There is an OKUBO Shinto shrine which deifies OKUBO as a God of Water and Rain in Koriyama City, Fukushima Prefecture.

Height: 178 cm, Weight: 65 kg
Blood type: O

Pen name: Koto
Mottos: "clean and bright politics", "indomitable perseverance."

Family and Descendants

He married Masuko, the second daughter of Shichiroemon HAYASAKI, the feudal retainer of Satsuma, in 1857. With Masuko, he had Toshikazu OKUBO, the first son; Nobuaki MAKINO, the second son; Toshitake OKUBO, the third son; Okuma ISHIHARA, the fifth son; and Yoshiko, the eldest daughter. Yoshiko married Hikokichi IJUIN, later a foreign minister. Besides his wife, he had a favorite concubine named Oyuu (Yuu SUGIURA) and with her, he had Toshio OKUBO, the fourth son; Sukuma OKUBO, the sixth son; Shichikuma OKUBO; the seventh son; and Toshikata OKUBO, the eighth son.

Toshikane OKUBO, one of his grandsons, was a scholar of Japanese modern history and an honorary professor of Tokyo University. Another grandson, Toshiharu OKUBO, was a senior managing director of a big trading company, Marubeni, but he was arrested and prosecuted for a bribery case in the Lockheed scandal, and was found guilty.
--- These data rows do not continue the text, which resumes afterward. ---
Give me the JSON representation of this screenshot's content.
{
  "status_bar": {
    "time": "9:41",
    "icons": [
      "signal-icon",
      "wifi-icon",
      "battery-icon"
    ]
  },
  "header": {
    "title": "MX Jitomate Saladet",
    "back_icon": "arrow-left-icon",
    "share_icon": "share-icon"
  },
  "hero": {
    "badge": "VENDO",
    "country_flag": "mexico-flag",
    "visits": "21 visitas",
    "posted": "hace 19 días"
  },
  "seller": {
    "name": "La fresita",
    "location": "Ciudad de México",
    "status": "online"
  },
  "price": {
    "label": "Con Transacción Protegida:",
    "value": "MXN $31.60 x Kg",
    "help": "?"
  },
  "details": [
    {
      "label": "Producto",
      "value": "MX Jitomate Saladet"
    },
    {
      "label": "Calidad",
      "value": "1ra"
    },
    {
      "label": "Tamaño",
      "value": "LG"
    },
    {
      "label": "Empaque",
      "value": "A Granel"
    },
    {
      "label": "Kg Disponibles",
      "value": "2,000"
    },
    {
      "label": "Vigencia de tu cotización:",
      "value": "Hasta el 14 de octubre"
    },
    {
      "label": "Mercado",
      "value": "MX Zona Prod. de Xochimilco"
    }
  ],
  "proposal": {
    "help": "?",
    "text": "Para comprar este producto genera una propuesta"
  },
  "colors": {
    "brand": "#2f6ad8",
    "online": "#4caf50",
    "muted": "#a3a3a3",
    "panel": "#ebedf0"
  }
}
They say that he used to say "I am too ashamed to see my grandfather".

Great-grandchildren include Kenichi YOSHIDA (scholar of American and English literature; writer), Toshiaki OKUBO (administrative director of a radiation influence research institute, former president of an industrial medical university), great-great-grandchildren include Princess Nobuko, the wife of Imperial Prince Tomohito; Tsutomu MAKINO (deputy secretary of the Ministry of International Trade and Industry), Taro ASO (prime minister) and Keizo TAKEMI (former member of the House of Councilors).


Okubo clan

Although the connection is not clear, they call themselves descendents of the Fujiwara clan.
Family crest: three wisteria tomoe
Although they say that their ancestors moved from Kyoto at the end of the Sengoku period, the genealogy begins from Nakabei, who moved to Ichikigo Kawakami in the Jokyo era.

Toshimichi OKUBO's personal history of official ranks and honors

Junior Fourth Rank in 1868: declined
Junior Third Rank, eternal premium 18,000 goku in 1869.
Grand Cordon of the Order of the Rising Sun in 1877
Conferral of a posthumous rank: Senior Second Rank, Chief of the Imperial Japanese Council of State in 1878
Heir Toshikazu was conferred a marquis in 1884.

Postmortem promotion to Junior First Rank in 1901

[Original Japanese]